  • Very young children tend to have this sort of morality. Their sense of "right/Good" or "wrong/Evil" maps more accurately to a sense of "I like it" and "I don't like it." This is why gaining a clear sense of right and wrong is considered one of the first signs of growing up.
  • Most animals don't even have concepts of morality or empathy. Those that do (apes, dolphins, dogs, etc.) tend to be absolutely incomprehensible to humans. For example dolphins will aid sick or injured creatures (even those not of their species) and have even been known to rescue humans from sharks, but the males are casual rapists (to the point that they'll sometimes beat baby dolphins to death to force the mother to mate) and some dolphins are sadists, brutally killed other animals for fun. How they reconcile such behavior is simply unknowable.
  • According to Kohlberg's theory of moral development, humans are this to each other. Humans progress through different value systems as they age, starting as infants and toddlers (as stated above) with a pure pleasure/pain dimension and eventually maturing toward more and more complex systems. Those at different stages really don't understand each other at all, especially when the less mature try to comprehend the more mature. However, Kohlberg was famously criticized by feminist philosopher Gilligan, who claimed his theory was androcentric and focused entirely on the concept of morality-as-justice, while women cared more about morality-as-care. Other critics question the entire idea that morality is governed by principles such as "justice" or "fairness," and believe humans really have an evolved emotional repertoire which is based on our emotions and developed for other reasons. More at the Other Wiki.
    • Similarly, Stephen Pinker assembles other works that come to define systems for moral thought used by humans, namely Communal Sharing (including in-group loyalty and purity/sanctity), Authority Ranking (obey your superiors), Equity Matching (sharing), and Rational/Legal (markets and laws). Each of these has a different neural pathway in the brain and each normal human uses all of these. No system is strictly better or worse. Each has its moments in different situations. He then establishes that a person understands a moral issue by applying one or more of these systems. Anyone who uses different models than you then becomes Blue-and-Orange to you. For example, a restaurant is governed by Rational/Legal morality. No one goes in and after the meal offers to repay the chef by hosting his or her family in the future (Equity Matching). Applied to real dilemmas, consider same-sex marriages. Conservatives view it through the purity/sanctity aspect of Communal Sharing and Authority Ranking with religious authority as the authority figure, while Liberals tend toward a Rational/Legal point of view. The two sides literally do not use the same brain system to examine the issue.
      • An important point is that all of the systems are valid at times and anyone using a different system will seem to just "not get it" in a blue-and-orange way. Imagine paying for a parking spot on a busy street when a cop comes and orders you to move your car because an ambulance needs access where you parked.

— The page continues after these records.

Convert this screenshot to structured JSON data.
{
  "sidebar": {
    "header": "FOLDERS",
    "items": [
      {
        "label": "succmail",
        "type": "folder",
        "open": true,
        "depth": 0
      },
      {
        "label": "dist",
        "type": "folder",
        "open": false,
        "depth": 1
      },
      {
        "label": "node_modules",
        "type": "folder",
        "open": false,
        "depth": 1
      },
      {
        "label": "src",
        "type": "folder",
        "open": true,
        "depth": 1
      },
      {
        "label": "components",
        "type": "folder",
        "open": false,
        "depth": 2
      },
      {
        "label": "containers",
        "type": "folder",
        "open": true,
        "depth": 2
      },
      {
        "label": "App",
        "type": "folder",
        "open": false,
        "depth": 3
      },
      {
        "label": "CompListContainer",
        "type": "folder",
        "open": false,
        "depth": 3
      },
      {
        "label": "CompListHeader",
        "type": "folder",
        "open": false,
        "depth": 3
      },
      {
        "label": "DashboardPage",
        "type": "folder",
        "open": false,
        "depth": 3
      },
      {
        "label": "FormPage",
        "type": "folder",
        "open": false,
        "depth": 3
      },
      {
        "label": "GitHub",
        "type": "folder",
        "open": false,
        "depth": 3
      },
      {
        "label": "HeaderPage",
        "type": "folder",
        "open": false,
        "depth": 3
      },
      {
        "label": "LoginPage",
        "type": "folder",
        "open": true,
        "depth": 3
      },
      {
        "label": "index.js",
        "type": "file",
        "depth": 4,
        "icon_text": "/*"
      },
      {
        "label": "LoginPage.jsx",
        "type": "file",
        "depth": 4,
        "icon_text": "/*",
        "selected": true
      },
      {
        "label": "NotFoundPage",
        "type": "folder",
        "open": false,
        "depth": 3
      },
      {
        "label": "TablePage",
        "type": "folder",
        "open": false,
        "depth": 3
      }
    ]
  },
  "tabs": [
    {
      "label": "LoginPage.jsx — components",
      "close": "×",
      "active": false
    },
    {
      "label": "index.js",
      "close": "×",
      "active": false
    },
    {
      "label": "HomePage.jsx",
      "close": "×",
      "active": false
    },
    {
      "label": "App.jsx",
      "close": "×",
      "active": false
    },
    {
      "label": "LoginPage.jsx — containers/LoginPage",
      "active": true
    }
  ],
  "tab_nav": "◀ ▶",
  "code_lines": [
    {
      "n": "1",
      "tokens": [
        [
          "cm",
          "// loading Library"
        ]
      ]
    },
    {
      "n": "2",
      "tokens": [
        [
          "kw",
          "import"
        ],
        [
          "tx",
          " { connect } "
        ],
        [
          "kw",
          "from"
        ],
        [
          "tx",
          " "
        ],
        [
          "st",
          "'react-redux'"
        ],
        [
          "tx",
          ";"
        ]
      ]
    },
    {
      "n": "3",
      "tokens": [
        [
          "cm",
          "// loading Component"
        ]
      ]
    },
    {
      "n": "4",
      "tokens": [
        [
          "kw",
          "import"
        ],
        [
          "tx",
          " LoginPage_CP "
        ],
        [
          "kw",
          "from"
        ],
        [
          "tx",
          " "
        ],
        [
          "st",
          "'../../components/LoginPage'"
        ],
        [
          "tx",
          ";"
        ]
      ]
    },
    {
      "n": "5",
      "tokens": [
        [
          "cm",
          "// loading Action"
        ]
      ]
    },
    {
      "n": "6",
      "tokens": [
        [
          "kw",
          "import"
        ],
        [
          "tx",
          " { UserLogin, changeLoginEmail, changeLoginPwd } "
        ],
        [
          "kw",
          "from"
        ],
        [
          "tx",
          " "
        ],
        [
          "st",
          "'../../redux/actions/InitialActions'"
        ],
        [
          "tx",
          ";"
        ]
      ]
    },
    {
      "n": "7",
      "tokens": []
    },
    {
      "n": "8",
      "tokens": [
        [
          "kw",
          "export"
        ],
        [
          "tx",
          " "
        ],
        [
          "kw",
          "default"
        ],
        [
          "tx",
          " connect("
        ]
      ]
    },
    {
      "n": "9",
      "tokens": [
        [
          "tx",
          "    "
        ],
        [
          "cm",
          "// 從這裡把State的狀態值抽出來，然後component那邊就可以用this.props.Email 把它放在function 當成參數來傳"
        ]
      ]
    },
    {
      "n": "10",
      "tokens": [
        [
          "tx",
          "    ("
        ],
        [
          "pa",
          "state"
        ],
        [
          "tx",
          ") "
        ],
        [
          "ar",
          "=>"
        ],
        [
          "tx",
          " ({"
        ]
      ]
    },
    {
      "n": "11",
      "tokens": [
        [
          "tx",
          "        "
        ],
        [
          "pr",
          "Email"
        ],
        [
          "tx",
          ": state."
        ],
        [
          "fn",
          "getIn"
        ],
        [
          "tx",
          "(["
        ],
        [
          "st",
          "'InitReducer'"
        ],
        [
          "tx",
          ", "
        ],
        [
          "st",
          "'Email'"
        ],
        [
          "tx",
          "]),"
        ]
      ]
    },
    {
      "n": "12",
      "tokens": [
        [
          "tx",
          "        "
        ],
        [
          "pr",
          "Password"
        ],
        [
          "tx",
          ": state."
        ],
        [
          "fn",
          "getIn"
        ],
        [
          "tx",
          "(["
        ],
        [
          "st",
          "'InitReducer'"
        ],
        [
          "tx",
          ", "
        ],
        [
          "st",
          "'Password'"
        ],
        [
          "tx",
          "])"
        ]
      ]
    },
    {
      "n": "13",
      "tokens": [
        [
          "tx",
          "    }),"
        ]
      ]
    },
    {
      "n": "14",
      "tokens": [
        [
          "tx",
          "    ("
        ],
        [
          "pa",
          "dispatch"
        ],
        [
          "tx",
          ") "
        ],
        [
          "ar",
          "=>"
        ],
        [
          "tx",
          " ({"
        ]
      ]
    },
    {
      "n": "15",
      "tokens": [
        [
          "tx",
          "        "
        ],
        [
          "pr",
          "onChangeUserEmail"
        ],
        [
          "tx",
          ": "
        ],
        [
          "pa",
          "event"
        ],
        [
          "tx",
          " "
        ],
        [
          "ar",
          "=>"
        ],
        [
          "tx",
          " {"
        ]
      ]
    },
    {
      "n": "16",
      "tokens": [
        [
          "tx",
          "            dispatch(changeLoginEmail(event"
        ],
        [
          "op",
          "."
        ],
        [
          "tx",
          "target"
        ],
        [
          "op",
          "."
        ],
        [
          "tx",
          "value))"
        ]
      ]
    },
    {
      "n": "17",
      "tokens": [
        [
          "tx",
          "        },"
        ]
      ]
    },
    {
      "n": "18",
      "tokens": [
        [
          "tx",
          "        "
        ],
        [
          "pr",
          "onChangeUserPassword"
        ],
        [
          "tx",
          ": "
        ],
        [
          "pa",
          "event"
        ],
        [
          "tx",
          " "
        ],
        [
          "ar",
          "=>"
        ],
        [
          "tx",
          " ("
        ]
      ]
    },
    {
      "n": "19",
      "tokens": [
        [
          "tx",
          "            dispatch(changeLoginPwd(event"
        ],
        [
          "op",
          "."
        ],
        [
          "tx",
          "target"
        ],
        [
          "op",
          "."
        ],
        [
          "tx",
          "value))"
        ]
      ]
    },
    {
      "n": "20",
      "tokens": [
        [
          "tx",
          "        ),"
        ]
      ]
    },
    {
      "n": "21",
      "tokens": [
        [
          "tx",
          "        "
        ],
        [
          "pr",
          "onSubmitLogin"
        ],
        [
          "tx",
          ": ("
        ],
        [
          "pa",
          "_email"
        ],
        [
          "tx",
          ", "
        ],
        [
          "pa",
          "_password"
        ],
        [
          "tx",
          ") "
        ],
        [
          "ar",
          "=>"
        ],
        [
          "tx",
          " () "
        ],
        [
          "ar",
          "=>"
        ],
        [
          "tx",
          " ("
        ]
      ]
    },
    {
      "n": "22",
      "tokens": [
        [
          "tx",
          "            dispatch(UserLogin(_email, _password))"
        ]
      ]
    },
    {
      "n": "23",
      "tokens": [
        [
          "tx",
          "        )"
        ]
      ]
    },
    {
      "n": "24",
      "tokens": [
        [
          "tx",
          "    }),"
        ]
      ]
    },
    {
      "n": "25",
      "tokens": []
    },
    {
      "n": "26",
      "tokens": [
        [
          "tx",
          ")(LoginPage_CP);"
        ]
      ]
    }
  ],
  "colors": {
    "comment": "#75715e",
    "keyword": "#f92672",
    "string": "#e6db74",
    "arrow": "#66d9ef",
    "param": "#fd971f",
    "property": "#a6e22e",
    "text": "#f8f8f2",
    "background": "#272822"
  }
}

Most of us bow to Authority Ranking and believe moving our car is the right thing to do. Someone who engaged in Equity Matching by asking the officer if he could park in front of the cop's house sometime or stopped to argue with the cop about the legality of forcing you to move and when you'll be compensated for the cost of parking (Rational/Legal) seems blue-and-orange to us.
      • Source, especially from the chapter "The varieties of Moral Experience" onwards.